Opening with the discovery of the body of a young woman murdered by an apparent serial killer, the film, co-written by Mary Olson and Jerzy Kromolowski, traces the almost single-handed investigation by the laconic and catholic Robicheaux, a former alcoholic who lives in the Bayou with his wife and adoptive daughter. Suspecting the involvement of his former school friend, Julie "Baby Feet" Balboni (John Goodman) – a mafioso who has turned his attentions to the lucrative post-Katrina reconstruction projects and invested in a film being shot in the area – Robicheaux travels the length and breadth of the region in search of clues.
He crosses paths with film star Elrod Sykes (Peter Sarsgaard), who leads him to the 40-year-old corpse of a chained-up black man buried in the marshes of the Indian reservation. The two parallel murder investigations end up overlapping while an element of strangeness emerges in the form of ghosts from the past and hallucinations involving Confederate Army soldiers.

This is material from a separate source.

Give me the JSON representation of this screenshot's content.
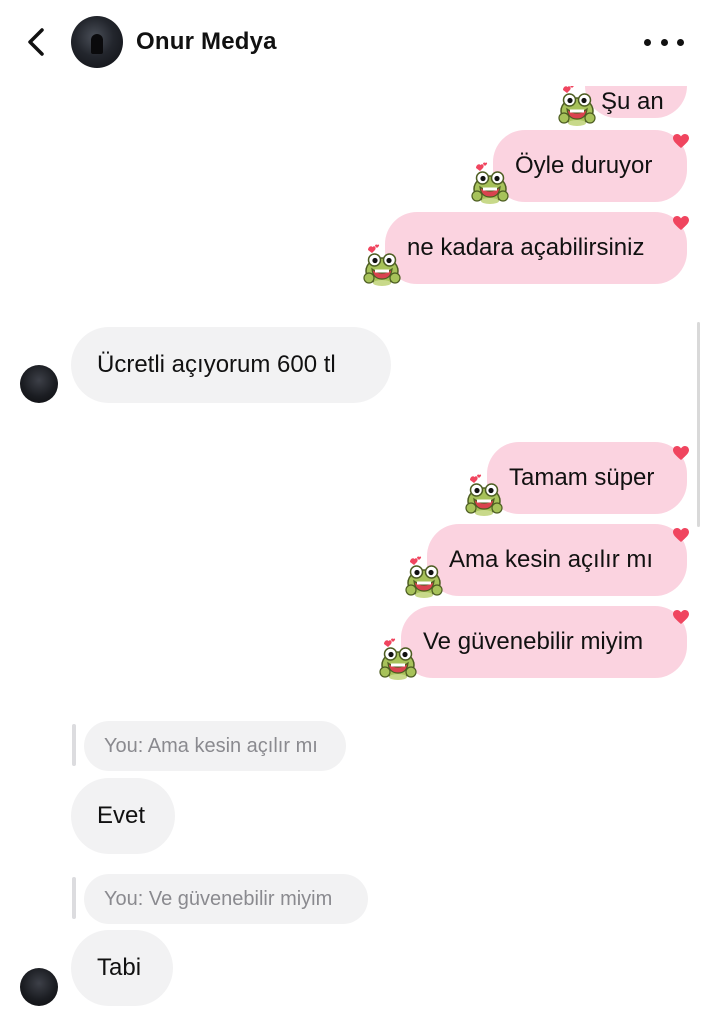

Following the conventions of a fast-paced, action-packed US genre film, Tavernier introduces a hyper-realist approach that gives great substance to the brilliantly acted characters (the cast also includes bluesman Buddy Guy) and the deadly setting marked by beauty and decadence. DoP Bruno De Keyzer’s remarkable work on the light and Marco Beltrami’s score contribute to this bewitching and disturbing atmosphere.
With its rather desperate observation on human depravity motivated by the attraction of money, In the Electric Mist analyses in an impressionistic way the soul’s eternal struggle against its darker side, a universal battle that a talented European director such as Tavernier can skilfully transpose anywhere on the planet in any form, including a detective film.
(Translated from French)